River Corridor Setback

The environmental regulations in Beaufort county are essential in preserving the natural beauty of our region as it grows. All the communities in Beaufort County have River Corridor Setbacks to protect the rivers from undesired toxic runoff. The setback is a strip of land between the edge of the water and the developed area which requires existing native plants be preserved to filter the runoff. It also serves as habitat for wildlife, enabling them to move along the river’s edges. The river buffer preserves the views from the water by putting the buildings back from the water’s edge. A surveyor can delineate the critical line at the edge of the water.

Some vista pruning is allowed to open to open views to the water. An arborist is a valuable team member to incorporate in the landscape design. They can prune trees to open the views and remove deadwood to keep trees healthy. They will prepare a report that assesses the health of all the trees. Significant trees close to the construction should be monitored and protected during construction with tree protection fencing.
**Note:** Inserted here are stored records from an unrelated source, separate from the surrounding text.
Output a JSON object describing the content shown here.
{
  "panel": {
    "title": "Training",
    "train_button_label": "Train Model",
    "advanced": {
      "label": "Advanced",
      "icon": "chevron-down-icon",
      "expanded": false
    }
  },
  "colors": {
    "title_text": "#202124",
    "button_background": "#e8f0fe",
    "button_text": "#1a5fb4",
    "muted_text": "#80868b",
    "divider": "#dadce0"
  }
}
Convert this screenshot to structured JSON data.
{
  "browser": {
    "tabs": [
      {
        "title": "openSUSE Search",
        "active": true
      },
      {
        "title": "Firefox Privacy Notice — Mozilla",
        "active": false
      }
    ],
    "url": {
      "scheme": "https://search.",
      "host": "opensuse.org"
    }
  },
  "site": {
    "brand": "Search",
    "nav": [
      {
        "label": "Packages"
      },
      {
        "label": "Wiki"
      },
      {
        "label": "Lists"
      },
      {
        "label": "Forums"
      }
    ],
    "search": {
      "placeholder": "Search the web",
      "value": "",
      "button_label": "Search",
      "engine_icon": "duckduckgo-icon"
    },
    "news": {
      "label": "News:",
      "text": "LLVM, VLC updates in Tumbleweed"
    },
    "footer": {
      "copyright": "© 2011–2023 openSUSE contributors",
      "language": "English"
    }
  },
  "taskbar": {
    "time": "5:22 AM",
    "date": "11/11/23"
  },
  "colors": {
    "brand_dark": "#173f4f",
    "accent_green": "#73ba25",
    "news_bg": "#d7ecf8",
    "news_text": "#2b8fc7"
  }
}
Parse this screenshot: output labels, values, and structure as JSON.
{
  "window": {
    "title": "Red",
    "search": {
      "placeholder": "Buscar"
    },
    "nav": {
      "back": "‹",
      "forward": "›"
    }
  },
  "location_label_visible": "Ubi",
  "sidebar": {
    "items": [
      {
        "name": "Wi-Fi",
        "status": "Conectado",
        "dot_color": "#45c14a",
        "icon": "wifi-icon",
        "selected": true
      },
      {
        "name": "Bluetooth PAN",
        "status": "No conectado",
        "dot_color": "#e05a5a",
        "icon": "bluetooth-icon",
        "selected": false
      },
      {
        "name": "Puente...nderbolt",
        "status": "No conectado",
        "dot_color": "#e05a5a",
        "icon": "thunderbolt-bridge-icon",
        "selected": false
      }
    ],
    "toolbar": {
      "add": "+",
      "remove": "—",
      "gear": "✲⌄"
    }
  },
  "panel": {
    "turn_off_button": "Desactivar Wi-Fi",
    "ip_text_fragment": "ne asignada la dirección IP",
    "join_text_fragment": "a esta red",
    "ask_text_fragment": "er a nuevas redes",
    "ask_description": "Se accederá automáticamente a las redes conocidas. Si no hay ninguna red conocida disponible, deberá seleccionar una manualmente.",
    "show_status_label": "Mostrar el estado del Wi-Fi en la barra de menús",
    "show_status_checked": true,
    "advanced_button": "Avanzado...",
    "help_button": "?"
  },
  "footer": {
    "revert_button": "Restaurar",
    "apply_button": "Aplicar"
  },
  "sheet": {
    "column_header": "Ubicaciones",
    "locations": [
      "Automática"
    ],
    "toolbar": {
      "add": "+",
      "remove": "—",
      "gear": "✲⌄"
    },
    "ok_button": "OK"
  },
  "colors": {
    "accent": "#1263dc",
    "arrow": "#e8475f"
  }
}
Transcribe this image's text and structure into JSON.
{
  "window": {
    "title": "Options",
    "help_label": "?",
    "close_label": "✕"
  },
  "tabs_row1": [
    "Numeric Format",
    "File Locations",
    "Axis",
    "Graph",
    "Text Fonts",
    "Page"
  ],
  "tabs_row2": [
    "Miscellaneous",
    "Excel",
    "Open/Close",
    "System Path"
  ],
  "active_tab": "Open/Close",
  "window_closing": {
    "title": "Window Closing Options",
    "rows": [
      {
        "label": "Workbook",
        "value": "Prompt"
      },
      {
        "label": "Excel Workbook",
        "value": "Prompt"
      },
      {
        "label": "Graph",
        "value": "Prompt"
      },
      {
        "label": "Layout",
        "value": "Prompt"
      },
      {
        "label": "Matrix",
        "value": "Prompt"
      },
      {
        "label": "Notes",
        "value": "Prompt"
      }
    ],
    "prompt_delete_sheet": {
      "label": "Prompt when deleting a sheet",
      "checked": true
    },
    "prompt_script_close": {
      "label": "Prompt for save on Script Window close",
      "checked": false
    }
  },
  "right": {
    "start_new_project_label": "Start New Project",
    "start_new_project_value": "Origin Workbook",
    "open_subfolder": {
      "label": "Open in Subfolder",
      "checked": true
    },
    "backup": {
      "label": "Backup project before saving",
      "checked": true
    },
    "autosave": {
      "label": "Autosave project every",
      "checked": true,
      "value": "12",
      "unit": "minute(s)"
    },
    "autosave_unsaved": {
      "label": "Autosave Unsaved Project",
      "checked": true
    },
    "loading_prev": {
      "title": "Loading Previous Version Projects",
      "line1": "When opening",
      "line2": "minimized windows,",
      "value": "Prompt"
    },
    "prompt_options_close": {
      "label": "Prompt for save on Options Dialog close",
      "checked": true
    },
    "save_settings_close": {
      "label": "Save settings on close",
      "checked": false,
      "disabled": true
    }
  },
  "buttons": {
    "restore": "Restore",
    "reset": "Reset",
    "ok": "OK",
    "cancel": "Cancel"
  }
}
Storm Water Management

In addition to river buffers, Beaufort County requires the management of storm waters to preserve the integrity of our river systems. The requirements are based on the characteristics of your individual site, such as the soil quality and lot coverage. When applying for a building permit, you will need a plan for storm water management in place.

There are several ways to manage storm water runoff, any or a combination of these methods are acceptable:

• Rain Garden – a depression that is landscaped with plants that enjoy a wet habitat.
• Cistern – a tank for storing water that can then be utilized for irrigation or even non-potable water for the house. It is connected to the gutters and downspouts.
• Rain Barrels – a smaller water storage tank that is connected to the gutters and downspouts.
• Dry Well – a rock filled hole under the downspouts. Excess water can slowly fill around the rocks before seeping into the ground water.